** Supplied data follows **

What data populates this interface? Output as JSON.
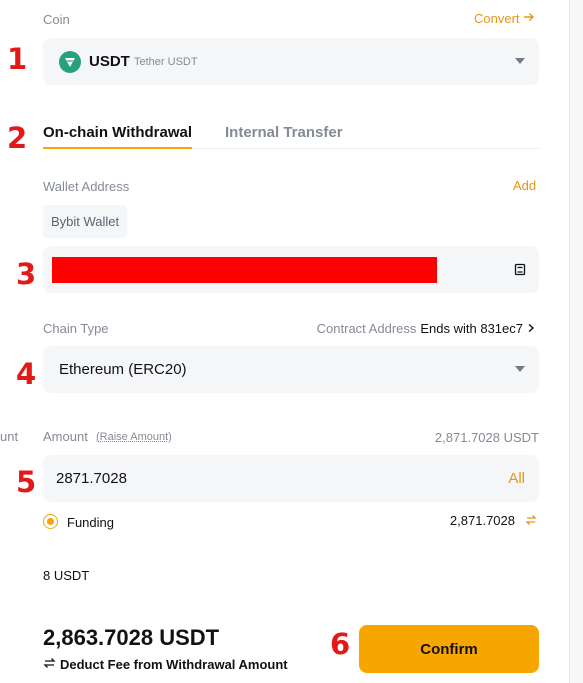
{
  "coin": {
    "label": "Coin",
    "convert_label": "Convert",
    "symbol": "USDT",
    "name": "Tether USDT",
    "icon": "tether-icon",
    "icon_color": "#26a17b"
  },
  "tabs": [
    {
      "label": "On-chain Withdrawal",
      "active": true
    },
    {
      "label": "Internal Transfer",
      "active": false
    }
  ],
  "wallet": {
    "label": "Wallet Address",
    "add_label": "Add",
    "chip_label": "Bybit Wallet",
    "address_value": ""
  },
  "chain": {
    "label": "Chain Type",
    "contract_label": "Contract Address",
    "contract_value": "Ends with 831ec7",
    "selected": "Ethereum (ERC20)"
  },
  "amount": {
    "side_cut_label": "unt",
    "label": "Amount",
    "raise_label": "(Raise Amount)",
    "available": "2,871.7028 USDT",
    "value": "2871.7028",
    "all_label": "All",
    "account_label": "Funding",
    "account_balance": "2,871.7028"
  },
  "fee": "8 USDT",
  "summary": {
    "receive_total": "2,863.7028 USDT",
    "deduct_label": "Deduct Fee from Withdrawal Amount"
  },
  "confirm_label": "Confirm",
  "markers": [
    "1",
    "2",
    "3",
    "4",
    "5",
    "6"
  ],
  "colors": {
    "accent": "#f7a600",
    "accent_text": "#e5951a",
    "field_bg": "#f5f6f8",
    "redaction": "#ff0000",
    "marker": "#e11919"
  }
}
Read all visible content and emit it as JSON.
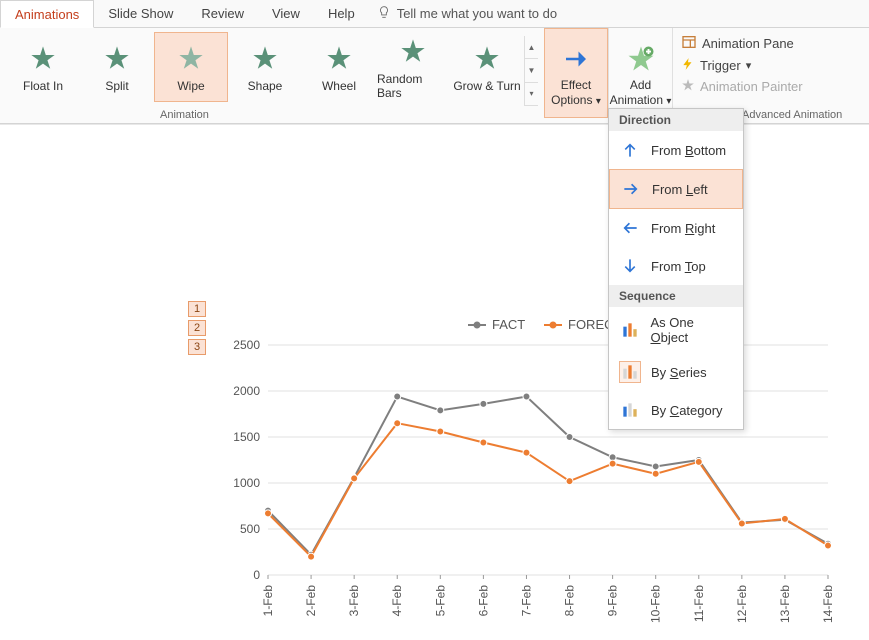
{
  "tabs": {
    "animations": "Animations",
    "slideshow": "Slide Show",
    "review": "Review",
    "view": "View",
    "help": "Help",
    "tellme": "Tell me what you want to do"
  },
  "gallery": {
    "floatin": "Float In",
    "split": "Split",
    "wipe": "Wipe",
    "shape": "Shape",
    "wheel": "Wheel",
    "randombars": "Random Bars",
    "growturn": "Grow & Turn",
    "group_label": "Animation"
  },
  "bigbtn": {
    "effect1": "Effect",
    "effect2": "Options",
    "add1": "Add",
    "add2": "Animation"
  },
  "adv": {
    "pane": "Animation Pane",
    "trigger": "Trigger",
    "painter": "Animation Painter",
    "group_label": "Advanced Animation"
  },
  "dropdown": {
    "h1": "Direction",
    "from_bottom_pre": "From ",
    "from_bottom_u": "B",
    "from_bottom_post": "ottom",
    "from_left_pre": "From ",
    "from_left_u": "L",
    "from_left_post": "eft",
    "from_right_pre": "From ",
    "from_right_u": "R",
    "from_right_post": "ight",
    "from_top_pre": "From ",
    "from_top_u": "T",
    "from_top_post": "op",
    "h2": "Sequence",
    "asone_pre": "As One ",
    "asone_u": "O",
    "asone_post": "bject",
    "byseries_pre": "By ",
    "byseries_u": "S",
    "byseries_post": "eries",
    "bycat_pre": "By ",
    "bycat_u": "C",
    "bycat_post": "ategory"
  },
  "seq": {
    "t1": "1",
    "t2": "2",
    "t3": "3"
  },
  "chart_data": {
    "type": "line",
    "title": "",
    "xlabel": "",
    "ylabel": "",
    "ylim": [
      0,
      2500
    ],
    "yticks": [
      0,
      500,
      1000,
      1500,
      2000,
      2500
    ],
    "categories": [
      "1-Feb",
      "2-Feb",
      "3-Feb",
      "4-Feb",
      "5-Feb",
      "6-Feb",
      "7-Feb",
      "8-Feb",
      "9-Feb",
      "10-Feb",
      "11-Feb",
      "12-Feb",
      "13-Feb",
      "14-Feb"
    ],
    "series": [
      {
        "name": "FACT",
        "color": "#7f7f7f",
        "values": [
          700,
          220,
          1060,
          1940,
          1790,
          1860,
          1940,
          1500,
          1280,
          1180,
          1250,
          570,
          600,
          340
        ]
      },
      {
        "name": "FORECAST",
        "color": "#ed7d31",
        "values": [
          670,
          200,
          1050,
          1650,
          1560,
          1440,
          1330,
          1020,
          1210,
          1100,
          1230,
          560,
          610,
          320
        ]
      }
    ],
    "legend_position": "top"
  }
}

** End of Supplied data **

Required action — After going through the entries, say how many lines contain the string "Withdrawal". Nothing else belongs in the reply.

Response to the exercise — 2